[Website and app data records]
=== Section Start ===
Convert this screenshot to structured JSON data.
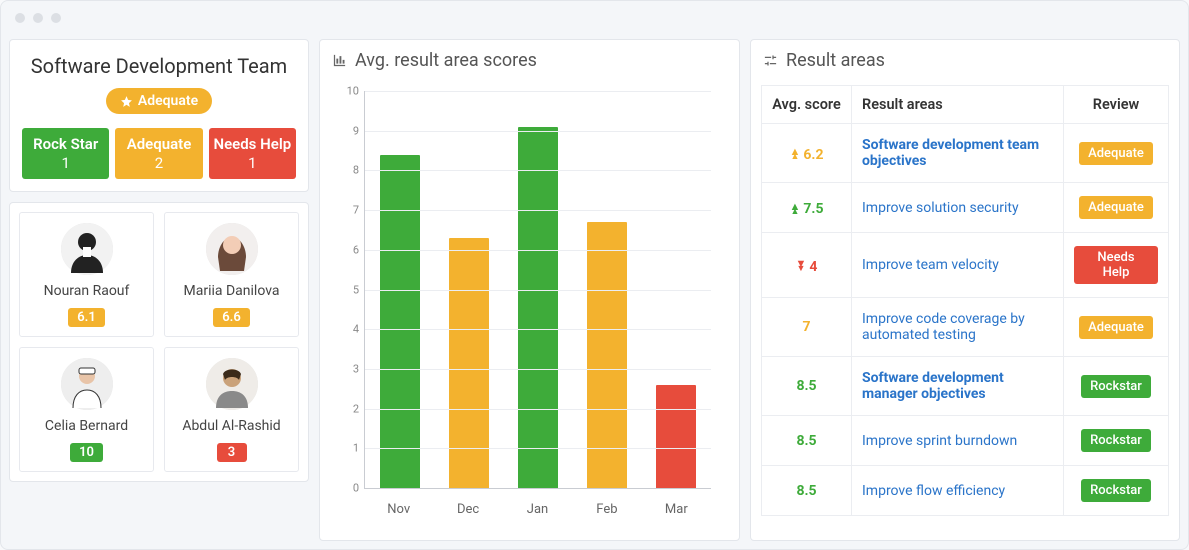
{
  "team": {
    "title": "Software Development Team",
    "status_label": "Adequate",
    "stats": [
      {
        "label": "Rock Star",
        "count": "1",
        "color": "green"
      },
      {
        "label": "Adequate",
        "count": "2",
        "color": "yellow"
      },
      {
        "label": "Needs Help",
        "count": "1",
        "color": "red"
      }
    ]
  },
  "members": [
    {
      "name": "Nouran Raouf",
      "score": "6.1",
      "color": "yellow"
    },
    {
      "name": "Mariia Danilova",
      "score": "6.6",
      "color": "yellow"
    },
    {
      "name": "Celia Bernard",
      "score": "10",
      "color": "green"
    },
    {
      "name": "Abdul Al-Rashid",
      "score": "3",
      "color": "red"
    }
  ],
  "chart_title": "Avg. result area scores",
  "chart_data": {
    "type": "bar",
    "categories": [
      "Nov",
      "Dec",
      "Jan",
      "Feb",
      "Mar"
    ],
    "values": [
      8.4,
      6.3,
      9.1,
      6.7,
      2.6
    ],
    "colors": [
      "#3eab3a",
      "#f3b22e",
      "#3eab3a",
      "#f3b22e",
      "#e74c3c"
    ],
    "title": "Avg. result area scores",
    "xlabel": "",
    "ylabel": "",
    "ylim": [
      0,
      10
    ],
    "yticks": [
      0,
      1,
      2,
      3,
      4,
      5,
      6,
      7,
      8,
      9,
      10
    ]
  },
  "result_areas": {
    "title": "Result areas",
    "headers": {
      "score": "Avg. score",
      "area": "Result areas",
      "review": "Review"
    },
    "rows": [
      {
        "score": "6.2",
        "arrow": "up",
        "score_color": "yellow",
        "area": "Software development team objectives",
        "bold": true,
        "review": "Adequate",
        "review_color": "yellow"
      },
      {
        "score": "7.5",
        "arrow": "up",
        "score_color": "green",
        "area": "Improve solution security",
        "bold": false,
        "review": "Adequate",
        "review_color": "yellow"
      },
      {
        "score": "4",
        "arrow": "down",
        "score_color": "red",
        "area": "Improve team velocity",
        "bold": false,
        "review": "Needs Help",
        "review_color": "red"
      },
      {
        "score": "7",
        "arrow": "",
        "score_color": "yellow",
        "area": "Improve code coverage by automated testing",
        "bold": false,
        "review": "Adequate",
        "review_color": "yellow"
      },
      {
        "score": "8.5",
        "arrow": "",
        "score_color": "green",
        "area": "Software development manager objectives",
        "bold": true,
        "review": "Rockstar",
        "review_color": "green"
      },
      {
        "score": "8.5",
        "arrow": "",
        "score_color": "green",
        "area": "Improve sprint burndown",
        "bold": false,
        "review": "Rockstar",
        "review_color": "green"
      },
      {
        "score": "8.5",
        "arrow": "",
        "score_color": "green",
        "area": "Improve flow efficiency",
        "bold": false,
        "review": "Rockstar",
        "review_color": "green"
      }
    ]
  }
}
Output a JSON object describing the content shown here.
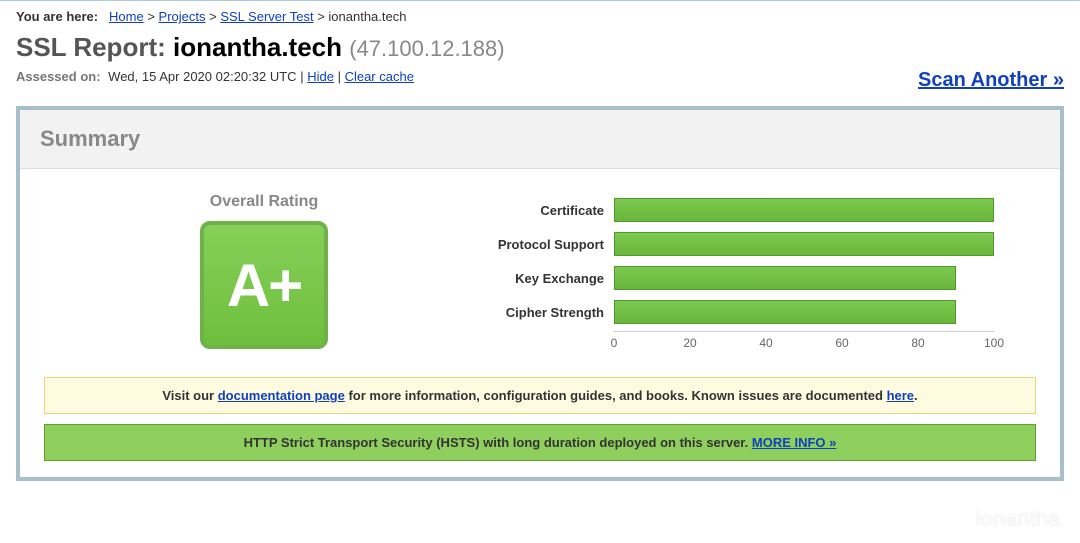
{
  "breadcrumb": {
    "label": "You are here:",
    "items": [
      {
        "text": "Home",
        "link": true
      },
      {
        "text": "Projects",
        "link": true
      },
      {
        "text": "SSL Server Test",
        "link": true
      },
      {
        "text": "ionantha.tech",
        "link": false
      }
    ]
  },
  "heading": {
    "prefix": "SSL Report:",
    "domain": "ionantha.tech",
    "ip": "(47.100.12.188)"
  },
  "assessed": {
    "label": "Assessed on:",
    "timestamp": "Wed, 15 Apr 2020 02:20:32 UTC",
    "hide": "Hide",
    "clear": "Clear cache"
  },
  "scan_another": "Scan Another »",
  "summary_title": "Summary",
  "rating": {
    "title": "Overall Rating",
    "grade": "A+"
  },
  "chart_data": {
    "type": "bar",
    "categories": [
      "Certificate",
      "Protocol Support",
      "Key Exchange",
      "Cipher Strength"
    ],
    "values": [
      100,
      100,
      90,
      90
    ],
    "xlim": [
      0,
      100
    ],
    "ticks": [
      0,
      20,
      40,
      60,
      80,
      100
    ]
  },
  "notice_docs": {
    "pre": "Visit our ",
    "link1": "documentation page",
    "mid": " for more information, configuration guides, and books. Known issues are documented ",
    "link2": "here",
    "post": "."
  },
  "notice_hsts": {
    "text": "HTTP Strict Transport Security (HSTS) with long duration deployed on this server.  ",
    "link": "MORE INFO »"
  },
  "watermark": "ionantha"
}
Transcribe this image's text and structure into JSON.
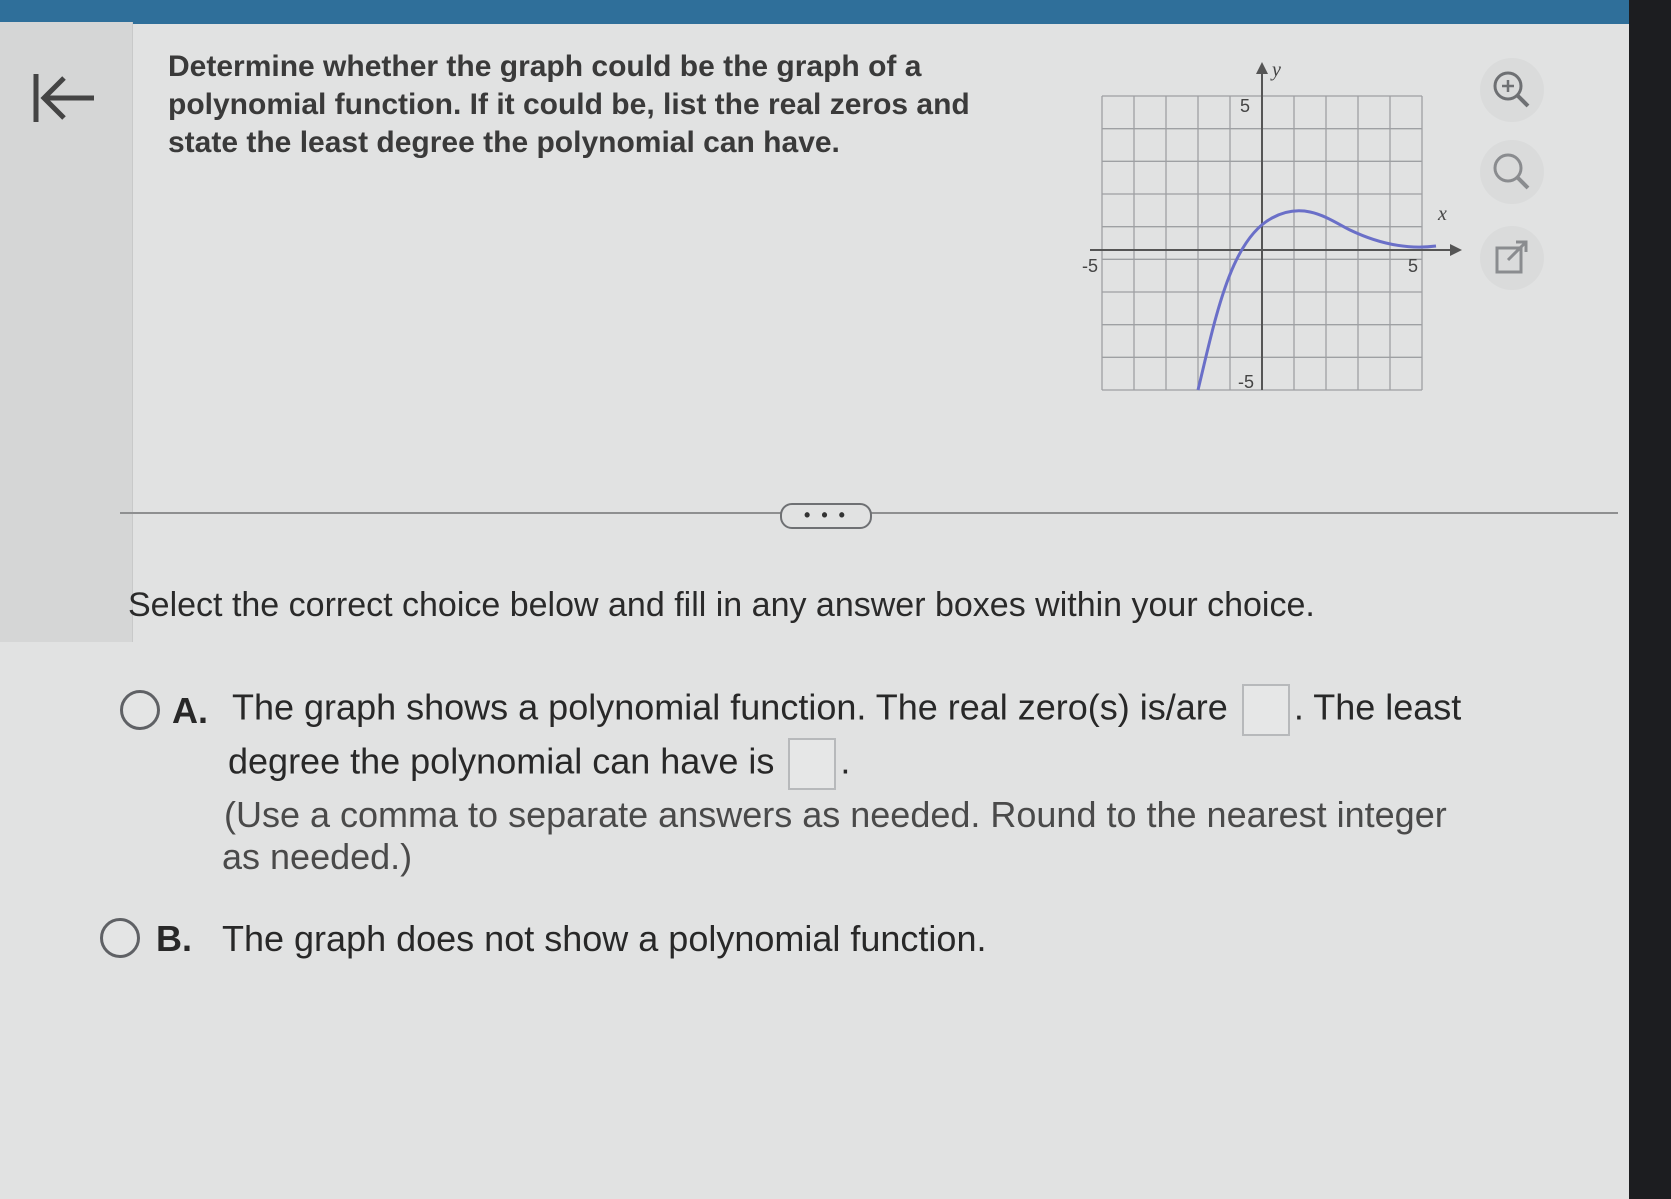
{
  "question": {
    "line1": "Determine whether the graph could be the graph of a",
    "line2": "polynomial function. If it could be, list the real zeros and",
    "line3": "state the least degree the polynomial can have."
  },
  "graph": {
    "x_label": "x",
    "y_label": "y",
    "tick_neg_x": "-5",
    "tick_pos_x": "5",
    "tick_pos_y": "5",
    "tick_neg_y": "-5",
    "curve_color": "#6a6fc8"
  },
  "tools": [
    "zoom-in-icon",
    "zoom-out-icon",
    "popout-icon"
  ],
  "more_label": "• • •",
  "instruction": "Select the correct choice below and fill in any answer boxes within your choice.",
  "choices": {
    "a": {
      "letter": "A.",
      "part1": "The graph shows a polynomial function. The real zero(s) is/are",
      "part2": ". The least",
      "part3": "degree the polynomial can have is",
      "part4": ".",
      "hint1": "(Use a comma to separate answers as needed.  Round to the nearest integer",
      "hint2": "as needed.)"
    },
    "b": {
      "letter": "B.",
      "text": "The graph does not show a polynomial function."
    }
  }
}
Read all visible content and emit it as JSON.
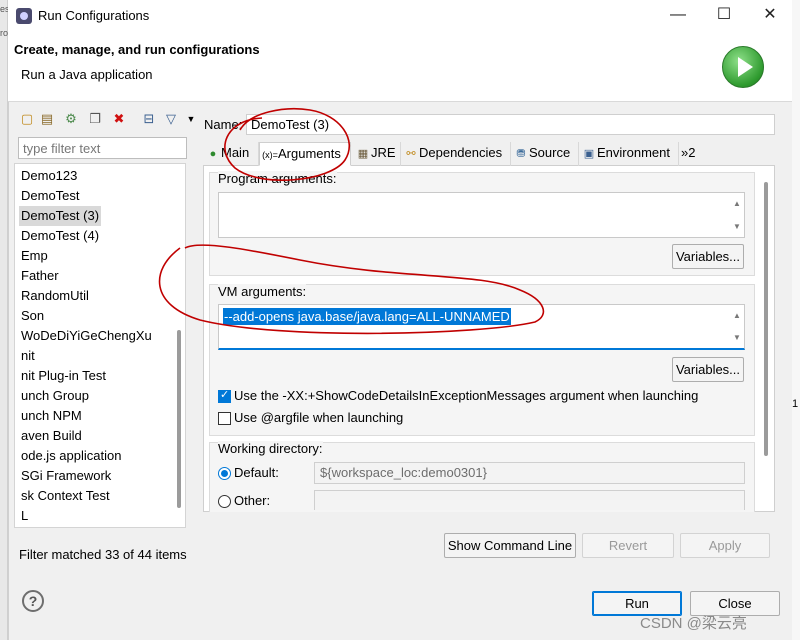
{
  "window": {
    "title": "Run Configurations",
    "header_title": "Create, manage, and run configurations",
    "header_subtitle": "Run a Java application",
    "minimize_symbol": "—",
    "maximize_symbol": "☐",
    "close_symbol": "✕"
  },
  "behind_text": [
    "es",
    "ro"
  ],
  "behind_right_text": "1",
  "left": {
    "toolbar_icons": [
      "new-config-icon",
      "new-prototype-icon",
      "export-icon",
      "duplicate-icon",
      "delete-icon",
      "collapse-all-icon",
      "filter-icon",
      "dropdown-arrow-icon"
    ],
    "filter_placeholder": "type filter text",
    "tree_items": [
      "Demo123",
      "DemoTest",
      "DemoTest (3)",
      "DemoTest (4)",
      "Emp",
      "Father",
      "RandomUtil",
      "Son",
      "WoDeDiYiGeChengXu",
      "nit",
      "nit Plug-in Test",
      "unch Group",
      "unch NPM",
      "aven Build",
      "ode.js application",
      "SGi Framework",
      "sk Context Test",
      "L"
    ],
    "selected_index": 2,
    "filter_status": "Filter matched 33 of 44 items"
  },
  "config": {
    "name_label": "Name:",
    "name_value": "DemoTest (3)",
    "tabs": [
      {
        "label": "Main",
        "icon": "main-icon"
      },
      {
        "label": "Arguments",
        "icon": "arguments-icon"
      },
      {
        "label": "JRE",
        "icon": "jre-icon"
      },
      {
        "label": "Dependencies",
        "icon": "dependencies-icon"
      },
      {
        "label": "Source",
        "icon": "source-icon"
      },
      {
        "label": "Environment",
        "icon": "environment-icon"
      },
      {
        "label": "»2",
        "icon": ""
      }
    ],
    "active_tab": "Arguments",
    "program_args_label": "Program arguments:",
    "program_args_value": "",
    "variables_label": "Variables...",
    "vm_args_label": "VM arguments:",
    "vm_args_value": "--add-opens java.base/java.lang=ALL-UNNAMED",
    "checkbox_showcode_label": "Use the -XX:+ShowCodeDetailsInExceptionMessages argument when launching",
    "checkbox_showcode_checked": true,
    "checkbox_argfile_label": "Use @argfile when launching",
    "checkbox_argfile_checked": false,
    "working_dir_label": "Working directory:",
    "default_label": "Default:",
    "default_value": "${workspace_loc:demo0301}",
    "other_label": "Other:",
    "other_value": ""
  },
  "buttons": {
    "show_command_line": "Show Command Line",
    "revert": "Revert",
    "apply": "Apply",
    "run": "Run",
    "close": "Close",
    "help_symbol": "?"
  },
  "watermark": "CSDN @梁云亮",
  "colors": {
    "selection": "#0078d7",
    "annotation": "#c00000",
    "run_green": "#2e9a2e"
  }
}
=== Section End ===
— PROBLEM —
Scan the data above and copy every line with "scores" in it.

— EXPECTED OUTPUT —
  "chart_title": "Avg. result area scores",
    "title": "Avg. result area scores",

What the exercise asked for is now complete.